About Noah Roderick
My research interests lie on the philosophical end of rhetoric, and they include rhetorical genre studies, object-oriented philosophy, and aesthetics and cognition. I believe that most of us—consciously or unconsciously—orient our thinking to some fundamental question that can never quite be answered: For some it is Why is there something rather than nothing? For others it might be How do we know what we know? For me, the question is How is there difference? This question threads through theories of information and entropy, quantum entanglement, biological evolution, language and cognition, cultural forms, and technology. My current research selects just a narrow band from that continuum, which is the emergence of difference in recurring rhetorical forms, such as genres and memes. I treat those rhetorical forms as dynamic, self-similar objects which evolve in response to changing social conditions but also through the mechanics of repetition itself. The goals of this research are to shed light on how new rhetorical possibilities open up within discourse communities and how distributed cognition is mediated.
I received my doctorate in English Studies from Illinois State University, with an emphasis in rhetoric and composition. My dissertation, Gods, Grammars, and Genres: Towards an Ethics of English Studies in Imperial Sovereignty, examined the ways in which the ontology of written language was understood and institutionalized in early and late modernity.

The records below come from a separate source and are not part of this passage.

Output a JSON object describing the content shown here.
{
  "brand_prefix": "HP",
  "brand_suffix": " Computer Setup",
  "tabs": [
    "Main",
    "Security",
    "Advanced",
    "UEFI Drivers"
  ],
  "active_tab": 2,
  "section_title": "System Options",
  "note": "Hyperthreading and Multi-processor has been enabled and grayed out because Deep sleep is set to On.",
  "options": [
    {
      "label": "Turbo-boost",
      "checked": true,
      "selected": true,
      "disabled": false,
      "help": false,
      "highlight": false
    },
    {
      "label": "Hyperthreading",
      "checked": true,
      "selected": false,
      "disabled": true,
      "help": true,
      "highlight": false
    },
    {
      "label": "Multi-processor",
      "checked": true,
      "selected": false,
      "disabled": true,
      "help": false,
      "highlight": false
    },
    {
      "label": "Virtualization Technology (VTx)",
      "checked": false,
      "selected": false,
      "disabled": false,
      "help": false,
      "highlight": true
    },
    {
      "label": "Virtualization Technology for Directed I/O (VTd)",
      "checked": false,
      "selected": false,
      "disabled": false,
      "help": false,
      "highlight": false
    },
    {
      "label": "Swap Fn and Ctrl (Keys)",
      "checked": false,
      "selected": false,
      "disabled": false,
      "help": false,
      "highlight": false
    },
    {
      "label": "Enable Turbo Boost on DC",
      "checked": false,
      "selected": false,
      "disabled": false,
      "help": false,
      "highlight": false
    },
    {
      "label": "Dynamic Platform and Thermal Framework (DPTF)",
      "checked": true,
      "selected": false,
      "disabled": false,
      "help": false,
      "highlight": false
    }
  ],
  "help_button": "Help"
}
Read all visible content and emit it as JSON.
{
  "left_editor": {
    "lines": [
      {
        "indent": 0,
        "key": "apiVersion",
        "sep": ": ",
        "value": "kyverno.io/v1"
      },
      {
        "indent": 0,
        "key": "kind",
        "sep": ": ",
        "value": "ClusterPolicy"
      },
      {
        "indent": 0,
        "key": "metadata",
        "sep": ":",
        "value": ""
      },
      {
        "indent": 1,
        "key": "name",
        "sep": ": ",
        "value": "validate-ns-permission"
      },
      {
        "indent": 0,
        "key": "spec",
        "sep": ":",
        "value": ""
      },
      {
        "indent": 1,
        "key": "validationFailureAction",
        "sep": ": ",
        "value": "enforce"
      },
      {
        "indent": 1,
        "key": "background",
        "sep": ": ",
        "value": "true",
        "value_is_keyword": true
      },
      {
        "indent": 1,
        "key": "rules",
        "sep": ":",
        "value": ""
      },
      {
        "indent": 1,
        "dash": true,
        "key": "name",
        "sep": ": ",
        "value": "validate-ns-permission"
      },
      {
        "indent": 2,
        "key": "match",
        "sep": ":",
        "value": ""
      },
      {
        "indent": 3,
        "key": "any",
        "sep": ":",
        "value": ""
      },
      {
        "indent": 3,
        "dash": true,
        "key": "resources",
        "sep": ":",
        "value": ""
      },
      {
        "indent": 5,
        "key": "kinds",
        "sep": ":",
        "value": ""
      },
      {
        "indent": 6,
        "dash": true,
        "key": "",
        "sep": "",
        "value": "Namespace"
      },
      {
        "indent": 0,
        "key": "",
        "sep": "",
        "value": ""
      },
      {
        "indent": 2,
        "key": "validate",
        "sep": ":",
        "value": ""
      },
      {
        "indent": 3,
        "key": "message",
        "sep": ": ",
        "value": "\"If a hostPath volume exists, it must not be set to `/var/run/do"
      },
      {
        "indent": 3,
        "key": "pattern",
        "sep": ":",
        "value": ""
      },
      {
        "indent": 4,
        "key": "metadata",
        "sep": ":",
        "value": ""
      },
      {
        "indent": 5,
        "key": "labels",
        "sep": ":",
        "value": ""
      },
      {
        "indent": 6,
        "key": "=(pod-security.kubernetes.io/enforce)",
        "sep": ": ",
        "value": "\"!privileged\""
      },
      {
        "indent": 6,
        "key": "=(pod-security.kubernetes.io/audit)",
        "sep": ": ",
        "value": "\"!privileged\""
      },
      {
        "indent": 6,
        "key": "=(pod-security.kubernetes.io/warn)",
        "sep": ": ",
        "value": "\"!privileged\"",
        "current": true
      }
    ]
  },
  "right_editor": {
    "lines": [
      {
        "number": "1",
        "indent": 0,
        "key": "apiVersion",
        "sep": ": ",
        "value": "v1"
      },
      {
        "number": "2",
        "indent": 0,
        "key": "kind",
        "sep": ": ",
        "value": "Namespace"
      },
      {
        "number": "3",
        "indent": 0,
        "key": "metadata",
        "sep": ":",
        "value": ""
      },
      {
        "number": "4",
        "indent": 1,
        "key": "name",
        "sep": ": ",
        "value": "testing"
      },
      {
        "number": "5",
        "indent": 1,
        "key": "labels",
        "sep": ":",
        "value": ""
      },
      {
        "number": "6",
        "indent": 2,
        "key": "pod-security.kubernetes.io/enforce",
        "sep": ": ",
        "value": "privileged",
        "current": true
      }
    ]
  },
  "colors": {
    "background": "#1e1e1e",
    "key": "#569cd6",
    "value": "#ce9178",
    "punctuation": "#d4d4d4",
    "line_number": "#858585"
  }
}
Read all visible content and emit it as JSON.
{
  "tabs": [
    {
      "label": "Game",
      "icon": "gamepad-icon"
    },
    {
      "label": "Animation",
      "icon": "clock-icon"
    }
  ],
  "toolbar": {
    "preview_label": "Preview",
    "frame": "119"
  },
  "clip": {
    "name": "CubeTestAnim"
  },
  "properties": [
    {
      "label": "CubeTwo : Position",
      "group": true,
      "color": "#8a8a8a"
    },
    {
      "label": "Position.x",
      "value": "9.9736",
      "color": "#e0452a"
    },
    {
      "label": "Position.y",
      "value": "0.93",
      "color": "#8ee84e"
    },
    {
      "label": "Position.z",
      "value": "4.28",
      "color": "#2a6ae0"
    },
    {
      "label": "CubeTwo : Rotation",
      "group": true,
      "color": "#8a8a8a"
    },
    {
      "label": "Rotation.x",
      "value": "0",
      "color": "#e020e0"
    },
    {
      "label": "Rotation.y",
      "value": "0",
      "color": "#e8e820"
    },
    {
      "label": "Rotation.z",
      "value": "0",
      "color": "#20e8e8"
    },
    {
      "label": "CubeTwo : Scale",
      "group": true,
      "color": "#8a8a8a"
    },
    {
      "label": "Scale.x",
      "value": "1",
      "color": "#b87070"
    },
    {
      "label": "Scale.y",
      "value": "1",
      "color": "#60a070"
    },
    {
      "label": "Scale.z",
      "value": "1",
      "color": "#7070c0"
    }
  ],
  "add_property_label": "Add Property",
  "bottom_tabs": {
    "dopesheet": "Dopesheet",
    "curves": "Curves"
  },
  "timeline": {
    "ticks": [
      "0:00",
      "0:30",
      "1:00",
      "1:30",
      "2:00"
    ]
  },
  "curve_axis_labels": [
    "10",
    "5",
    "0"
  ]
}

My most recent monograph is The Being of Analogy, in which I argue that similarity should not be confined to human reasoning but should instead be considered an emergent property of reality of which human reason is a part. I have since refined this argument in published essays, and it continues to inform my recent thinking on genre evolution.
My current teaching includes courses in the BA program Språk, Retorik och Kommunikativt Ledarskap (Language, Rhetoric, and Communicative Leadership), as well as writing and cultural studies courses in English. I also teach philosophy of science courses at the doctoral level in the School of Humanities, Education, and Social Sciences, as well at the Master’s level in the School of Health Sciences.
Articles in journals
- Roderick, N. (2021). Form from form: The case for exaptation in rhetorical genre evolution. The Quarterly journal of speech, 107 (4), 398-417.
- Roderick, N. (2018). How to be a Realist about Similarity: Towards a Theory of Features in Object-Oriented Philosophy. Open Philosophy, 1 (1), 327-341.
- Roderick, N. (2012). After Universal Grammar: The Ecological Turn in Linguistics. Logos & Episteme: an International Journal of Epistemology, 3 (3), 469-487.
- Roderick, N. (2012). Analogize This!: The Politics of Scale and the Problem of Substance in Complexity-Based Composition. Composition Forum, 25.
- Roderick, N. (2011). In Defense of Grade Grubbers. The Chronicle of higher education.
Articles, book reviews
- Roderick, N. (2009). Hawk, Byron. A Counter History of Composition: Toward Methodologies of Complexity. Pittsburgh: UP of Pittsburgh, 2007: 400 pp. [Review]. Acta Antiqua Academiae Scientiarum Hungaricae, 20.
- Roderick, N. (2016). The Being of Analogy (1ed.). London, UK: Open Humanities Press.
Chapters in books
- Roderick, N. (2021). Chuidere il Loop: I generi e l’oggetto quadruplo [Clossing the loop: genres and the four-fold object]. In: Vincenzo Cuomo and Enrico Schiro, Decentrare l’umano: Perché la Object-Oriented Ontology (pp. 125-150). Pompei, Italy: Kaiak Edizione.
- Roderick, N. (2013). Analogize This!: The Politics of Scale and the Problem of Substance in Complexity-Based Composition. In: Julia Voss, Beverly Moss, Steve Parks, Brian Bailie, Heather Christiansen, and Stephanie Ceraso, The Best of the Independent Rhetoric and Composition Journals 2012 (pp. 25-47). Anderson, South Carolina, USA: Parlor Press.
- Roderick, N. & Olson, T. (2012). Beyond the Common Denominator: Exposing Semiotic (Dis)Unity in Mathematics Textbooks. In: Heather Hickman and Brad J. Porfilio, The New Politics of the Textbook: A Project of Critical Examination and Resistance (pp. 151-162). Rotterdam, The Netherlands: Sense Publishers.
Doctoral theses, monographs
- Roderick, N. (2009). Gods, Grammars, and Genres: Towards an Ethics of English Studies in Imperial Sovereignty. (Doctoral dissertation). Normal, IL, USA: Illinois State University.